───── Supplied data ─────

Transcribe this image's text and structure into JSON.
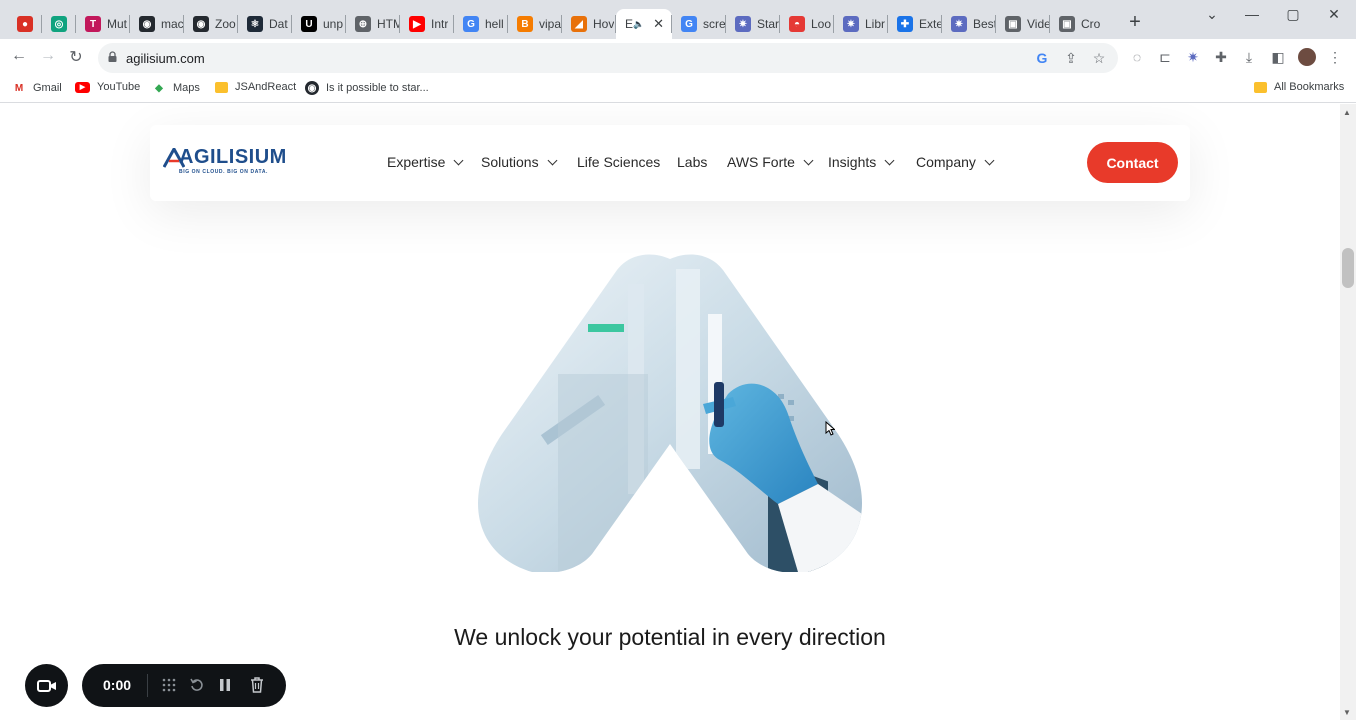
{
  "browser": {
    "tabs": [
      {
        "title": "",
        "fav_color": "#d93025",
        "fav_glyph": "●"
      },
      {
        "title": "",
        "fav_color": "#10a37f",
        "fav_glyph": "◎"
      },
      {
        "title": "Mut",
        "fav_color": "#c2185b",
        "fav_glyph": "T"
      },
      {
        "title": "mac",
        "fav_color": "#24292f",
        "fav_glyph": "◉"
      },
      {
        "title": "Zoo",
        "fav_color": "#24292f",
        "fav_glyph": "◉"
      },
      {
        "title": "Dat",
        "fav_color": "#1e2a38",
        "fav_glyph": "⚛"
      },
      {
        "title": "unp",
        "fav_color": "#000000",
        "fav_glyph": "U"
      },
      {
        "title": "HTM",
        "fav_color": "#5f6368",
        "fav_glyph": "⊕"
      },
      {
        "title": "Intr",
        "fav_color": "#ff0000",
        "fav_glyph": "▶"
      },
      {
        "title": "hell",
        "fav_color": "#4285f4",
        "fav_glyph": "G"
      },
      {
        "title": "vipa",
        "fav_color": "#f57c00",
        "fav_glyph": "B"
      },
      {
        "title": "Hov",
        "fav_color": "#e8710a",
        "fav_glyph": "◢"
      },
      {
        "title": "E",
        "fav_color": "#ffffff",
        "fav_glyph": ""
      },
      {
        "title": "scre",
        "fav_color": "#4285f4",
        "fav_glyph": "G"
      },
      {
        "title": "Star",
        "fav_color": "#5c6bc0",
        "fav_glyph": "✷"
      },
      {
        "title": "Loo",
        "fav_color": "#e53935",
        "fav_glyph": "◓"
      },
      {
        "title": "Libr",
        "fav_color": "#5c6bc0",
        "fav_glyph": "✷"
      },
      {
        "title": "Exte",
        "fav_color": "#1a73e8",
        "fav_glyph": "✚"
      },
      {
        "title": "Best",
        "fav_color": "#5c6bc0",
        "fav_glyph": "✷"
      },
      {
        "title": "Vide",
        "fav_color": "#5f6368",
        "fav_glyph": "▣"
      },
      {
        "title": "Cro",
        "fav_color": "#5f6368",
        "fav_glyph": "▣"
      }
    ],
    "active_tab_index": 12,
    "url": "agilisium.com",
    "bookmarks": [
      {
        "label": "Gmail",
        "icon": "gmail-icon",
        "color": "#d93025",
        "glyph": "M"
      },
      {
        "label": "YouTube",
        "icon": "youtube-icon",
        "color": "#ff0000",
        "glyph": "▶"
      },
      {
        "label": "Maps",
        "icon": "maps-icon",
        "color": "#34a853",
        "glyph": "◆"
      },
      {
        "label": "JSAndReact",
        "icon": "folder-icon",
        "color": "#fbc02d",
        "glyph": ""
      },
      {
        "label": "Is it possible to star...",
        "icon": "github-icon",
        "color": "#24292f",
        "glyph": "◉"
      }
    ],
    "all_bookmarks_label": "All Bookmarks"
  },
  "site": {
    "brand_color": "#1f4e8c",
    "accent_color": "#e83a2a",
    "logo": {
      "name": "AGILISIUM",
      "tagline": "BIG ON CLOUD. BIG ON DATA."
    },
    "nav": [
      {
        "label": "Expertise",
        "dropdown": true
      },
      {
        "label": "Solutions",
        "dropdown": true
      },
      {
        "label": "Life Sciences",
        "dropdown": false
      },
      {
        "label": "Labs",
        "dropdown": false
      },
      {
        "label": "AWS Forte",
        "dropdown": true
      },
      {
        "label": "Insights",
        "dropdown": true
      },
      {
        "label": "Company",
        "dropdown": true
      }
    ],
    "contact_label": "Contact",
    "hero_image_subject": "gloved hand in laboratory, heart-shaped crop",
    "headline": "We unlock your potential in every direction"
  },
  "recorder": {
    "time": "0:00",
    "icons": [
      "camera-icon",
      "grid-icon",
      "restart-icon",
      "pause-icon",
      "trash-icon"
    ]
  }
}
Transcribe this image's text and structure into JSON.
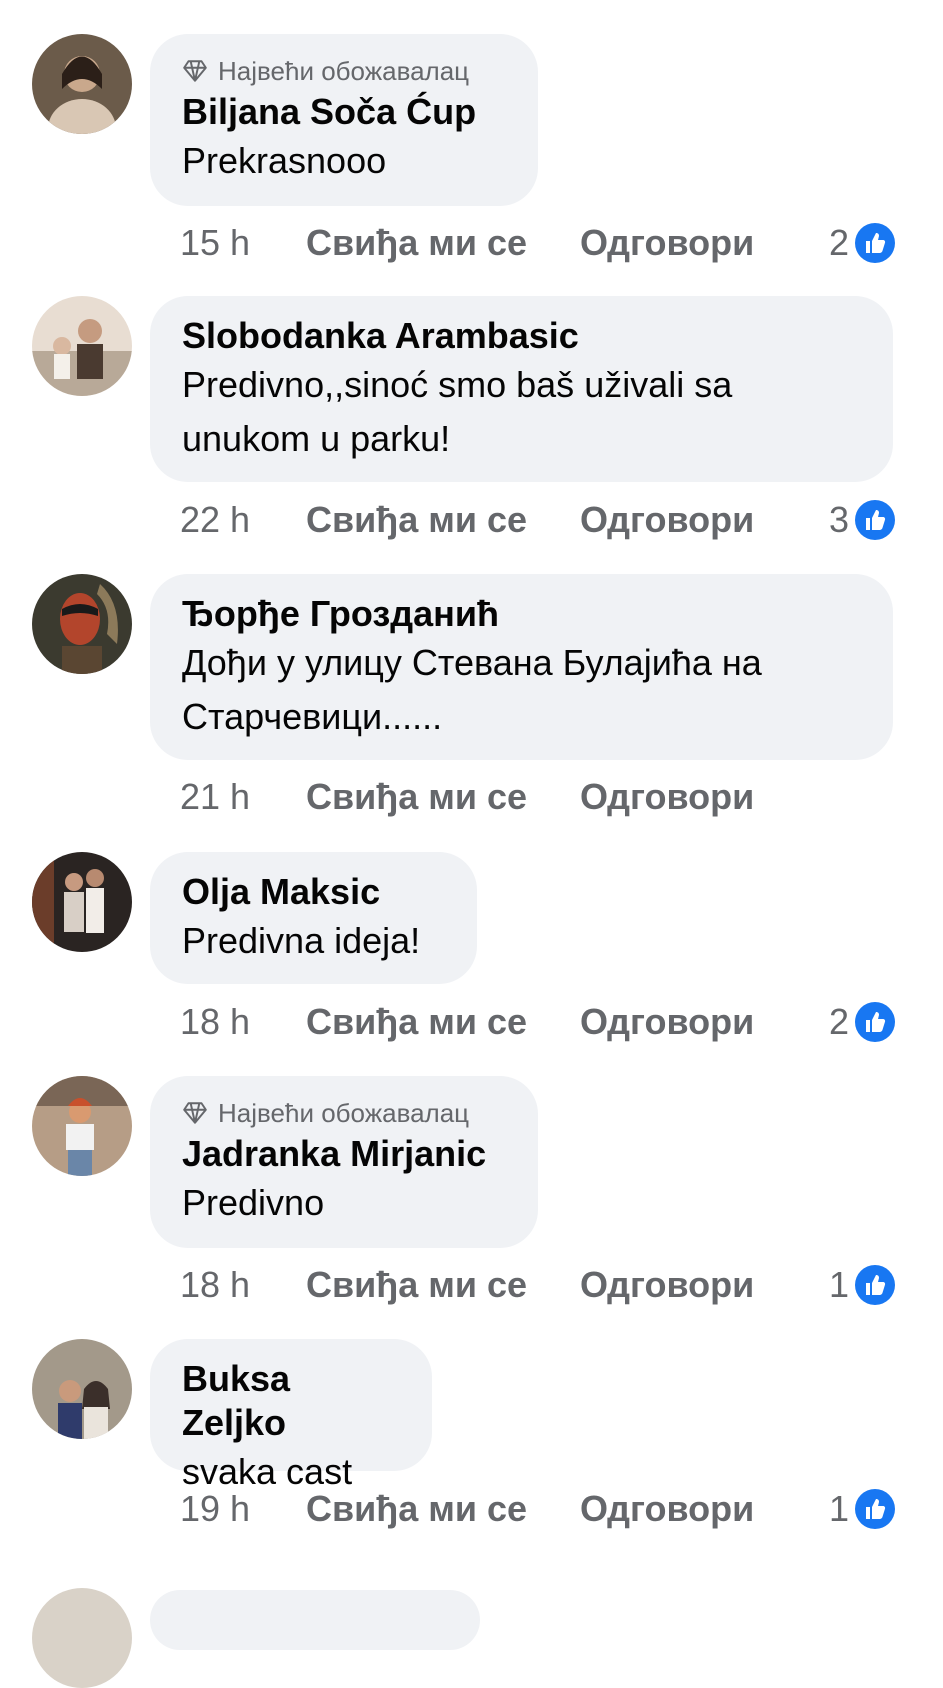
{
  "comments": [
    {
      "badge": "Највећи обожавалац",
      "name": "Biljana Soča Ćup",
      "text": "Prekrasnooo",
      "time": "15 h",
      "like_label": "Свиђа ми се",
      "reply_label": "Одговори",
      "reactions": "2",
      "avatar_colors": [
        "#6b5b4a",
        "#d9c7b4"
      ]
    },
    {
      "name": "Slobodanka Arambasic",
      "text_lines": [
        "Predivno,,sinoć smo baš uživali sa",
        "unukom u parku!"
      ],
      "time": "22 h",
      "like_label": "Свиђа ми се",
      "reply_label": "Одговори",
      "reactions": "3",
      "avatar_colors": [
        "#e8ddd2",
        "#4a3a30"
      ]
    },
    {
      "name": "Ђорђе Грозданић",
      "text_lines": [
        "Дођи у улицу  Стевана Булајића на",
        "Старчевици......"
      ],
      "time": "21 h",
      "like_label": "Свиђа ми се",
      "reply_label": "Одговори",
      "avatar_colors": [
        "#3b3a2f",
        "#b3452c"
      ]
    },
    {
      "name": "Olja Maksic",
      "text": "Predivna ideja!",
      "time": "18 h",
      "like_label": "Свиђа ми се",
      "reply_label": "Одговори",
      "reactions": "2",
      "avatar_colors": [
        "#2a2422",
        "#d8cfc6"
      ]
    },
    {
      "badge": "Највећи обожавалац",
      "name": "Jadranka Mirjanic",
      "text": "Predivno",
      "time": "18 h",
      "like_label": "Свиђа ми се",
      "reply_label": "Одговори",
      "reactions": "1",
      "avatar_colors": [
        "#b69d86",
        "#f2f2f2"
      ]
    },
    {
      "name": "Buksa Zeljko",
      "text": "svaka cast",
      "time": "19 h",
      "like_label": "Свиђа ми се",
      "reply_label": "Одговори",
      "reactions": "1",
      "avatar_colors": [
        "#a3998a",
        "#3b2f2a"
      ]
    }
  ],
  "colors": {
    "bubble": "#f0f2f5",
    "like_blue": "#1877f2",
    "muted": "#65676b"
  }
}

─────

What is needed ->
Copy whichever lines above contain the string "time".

Written answer ->
    "time": "0:00",
      "time": "15 h",
      "time": "22 h",
      "time": "21 h",
      "time": "18 h",
      "time": "18 h",
      "time": "19 h",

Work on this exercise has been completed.